____ RECORDS
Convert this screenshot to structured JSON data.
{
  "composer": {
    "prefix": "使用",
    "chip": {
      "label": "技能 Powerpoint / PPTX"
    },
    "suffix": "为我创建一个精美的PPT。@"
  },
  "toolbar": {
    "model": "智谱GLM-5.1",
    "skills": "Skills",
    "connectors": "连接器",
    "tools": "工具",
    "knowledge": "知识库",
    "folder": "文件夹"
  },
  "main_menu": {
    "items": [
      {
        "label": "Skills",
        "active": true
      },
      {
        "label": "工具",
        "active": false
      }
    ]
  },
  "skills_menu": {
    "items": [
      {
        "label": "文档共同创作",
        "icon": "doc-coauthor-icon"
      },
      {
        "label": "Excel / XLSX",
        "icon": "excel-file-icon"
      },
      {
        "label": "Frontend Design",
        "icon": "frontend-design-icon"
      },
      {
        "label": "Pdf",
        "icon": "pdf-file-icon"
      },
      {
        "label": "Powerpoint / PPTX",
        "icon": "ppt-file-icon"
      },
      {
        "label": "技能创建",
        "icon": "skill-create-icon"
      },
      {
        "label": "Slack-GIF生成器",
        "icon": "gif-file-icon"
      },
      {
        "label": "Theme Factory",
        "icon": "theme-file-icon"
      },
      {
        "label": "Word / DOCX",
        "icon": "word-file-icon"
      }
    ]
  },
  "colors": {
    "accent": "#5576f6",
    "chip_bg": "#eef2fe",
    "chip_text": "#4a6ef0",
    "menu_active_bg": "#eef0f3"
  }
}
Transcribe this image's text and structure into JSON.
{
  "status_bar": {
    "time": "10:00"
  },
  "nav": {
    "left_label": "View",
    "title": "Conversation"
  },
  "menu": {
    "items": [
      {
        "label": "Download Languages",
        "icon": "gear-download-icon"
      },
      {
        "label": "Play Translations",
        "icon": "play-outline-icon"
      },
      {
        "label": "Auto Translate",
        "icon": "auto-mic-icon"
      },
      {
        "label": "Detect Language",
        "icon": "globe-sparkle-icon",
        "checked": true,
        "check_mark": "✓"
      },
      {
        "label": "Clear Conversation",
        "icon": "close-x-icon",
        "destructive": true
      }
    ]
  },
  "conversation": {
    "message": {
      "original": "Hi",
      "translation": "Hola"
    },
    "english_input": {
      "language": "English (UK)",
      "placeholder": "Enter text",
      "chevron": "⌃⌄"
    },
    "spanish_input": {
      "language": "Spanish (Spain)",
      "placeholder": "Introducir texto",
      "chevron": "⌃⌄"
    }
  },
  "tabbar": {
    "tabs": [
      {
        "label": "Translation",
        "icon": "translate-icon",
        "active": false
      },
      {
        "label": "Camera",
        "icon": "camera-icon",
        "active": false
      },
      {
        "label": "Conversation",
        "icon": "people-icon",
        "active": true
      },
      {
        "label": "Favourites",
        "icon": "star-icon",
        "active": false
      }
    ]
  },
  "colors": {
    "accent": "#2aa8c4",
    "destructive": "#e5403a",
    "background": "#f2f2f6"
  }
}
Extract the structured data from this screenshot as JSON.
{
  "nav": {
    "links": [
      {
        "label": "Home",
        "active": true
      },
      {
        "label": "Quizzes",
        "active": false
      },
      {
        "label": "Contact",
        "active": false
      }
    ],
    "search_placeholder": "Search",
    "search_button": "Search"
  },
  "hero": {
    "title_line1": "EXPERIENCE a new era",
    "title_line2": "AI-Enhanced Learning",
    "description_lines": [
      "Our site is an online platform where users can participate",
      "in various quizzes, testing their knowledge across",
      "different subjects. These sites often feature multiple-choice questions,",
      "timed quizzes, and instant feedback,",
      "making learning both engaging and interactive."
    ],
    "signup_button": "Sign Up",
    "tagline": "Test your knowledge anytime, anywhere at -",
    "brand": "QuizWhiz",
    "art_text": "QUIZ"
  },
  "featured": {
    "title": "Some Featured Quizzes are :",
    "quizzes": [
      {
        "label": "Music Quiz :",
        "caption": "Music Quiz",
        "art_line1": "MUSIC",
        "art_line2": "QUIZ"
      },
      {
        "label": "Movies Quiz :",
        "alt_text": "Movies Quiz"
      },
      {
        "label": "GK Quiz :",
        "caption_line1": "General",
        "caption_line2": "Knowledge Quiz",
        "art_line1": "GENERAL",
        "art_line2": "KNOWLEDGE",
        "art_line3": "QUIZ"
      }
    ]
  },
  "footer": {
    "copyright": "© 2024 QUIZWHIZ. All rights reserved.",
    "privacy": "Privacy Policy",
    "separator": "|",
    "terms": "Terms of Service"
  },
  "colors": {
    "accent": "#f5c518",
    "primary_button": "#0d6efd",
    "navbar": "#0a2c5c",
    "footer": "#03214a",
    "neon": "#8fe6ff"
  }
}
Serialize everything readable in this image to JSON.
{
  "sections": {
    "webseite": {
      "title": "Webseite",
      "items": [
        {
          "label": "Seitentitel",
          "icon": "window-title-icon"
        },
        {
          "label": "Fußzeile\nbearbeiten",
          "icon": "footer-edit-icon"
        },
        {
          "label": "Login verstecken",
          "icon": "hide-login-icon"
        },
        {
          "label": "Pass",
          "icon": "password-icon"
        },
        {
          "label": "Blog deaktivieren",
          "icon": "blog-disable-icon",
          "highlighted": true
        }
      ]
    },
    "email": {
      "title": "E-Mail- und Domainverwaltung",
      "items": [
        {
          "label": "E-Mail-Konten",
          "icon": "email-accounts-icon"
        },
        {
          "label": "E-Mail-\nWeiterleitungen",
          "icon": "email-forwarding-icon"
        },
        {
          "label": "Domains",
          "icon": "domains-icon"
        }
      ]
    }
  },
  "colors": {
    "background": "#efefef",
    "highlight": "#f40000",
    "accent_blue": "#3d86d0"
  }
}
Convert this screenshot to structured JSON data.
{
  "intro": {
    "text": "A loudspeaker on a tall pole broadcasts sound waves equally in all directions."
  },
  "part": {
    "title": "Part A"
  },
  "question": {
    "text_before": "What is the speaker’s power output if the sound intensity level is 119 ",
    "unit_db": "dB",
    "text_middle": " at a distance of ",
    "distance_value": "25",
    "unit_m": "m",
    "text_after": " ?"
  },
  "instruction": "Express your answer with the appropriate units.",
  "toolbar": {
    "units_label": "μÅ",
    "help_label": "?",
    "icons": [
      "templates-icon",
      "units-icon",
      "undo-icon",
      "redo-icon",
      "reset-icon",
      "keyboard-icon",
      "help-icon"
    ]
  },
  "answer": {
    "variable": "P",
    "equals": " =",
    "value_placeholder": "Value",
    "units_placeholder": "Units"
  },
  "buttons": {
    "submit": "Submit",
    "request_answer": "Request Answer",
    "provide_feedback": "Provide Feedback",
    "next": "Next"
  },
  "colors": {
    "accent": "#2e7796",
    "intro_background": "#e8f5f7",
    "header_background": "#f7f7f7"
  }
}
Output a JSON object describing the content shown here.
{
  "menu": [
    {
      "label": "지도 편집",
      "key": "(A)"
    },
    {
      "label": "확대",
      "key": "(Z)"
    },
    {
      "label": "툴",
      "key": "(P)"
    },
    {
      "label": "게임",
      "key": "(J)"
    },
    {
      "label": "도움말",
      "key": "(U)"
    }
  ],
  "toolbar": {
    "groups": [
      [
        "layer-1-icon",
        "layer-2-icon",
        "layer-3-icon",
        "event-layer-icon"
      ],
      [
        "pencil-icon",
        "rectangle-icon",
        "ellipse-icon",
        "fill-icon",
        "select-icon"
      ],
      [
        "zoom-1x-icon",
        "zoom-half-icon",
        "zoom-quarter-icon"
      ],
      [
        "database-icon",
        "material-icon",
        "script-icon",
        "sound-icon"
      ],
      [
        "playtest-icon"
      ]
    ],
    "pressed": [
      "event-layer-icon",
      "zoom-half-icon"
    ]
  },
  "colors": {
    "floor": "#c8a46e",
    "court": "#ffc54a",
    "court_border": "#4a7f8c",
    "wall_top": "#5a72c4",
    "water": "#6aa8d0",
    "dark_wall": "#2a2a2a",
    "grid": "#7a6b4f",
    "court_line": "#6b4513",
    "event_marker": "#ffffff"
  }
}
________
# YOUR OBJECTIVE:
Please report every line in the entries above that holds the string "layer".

# SOLUTION:
        "layer-1-icon",
        "layer-2-icon",
        "layer-3-icon",
        "event-layer-icon"
      "event-layer-icon",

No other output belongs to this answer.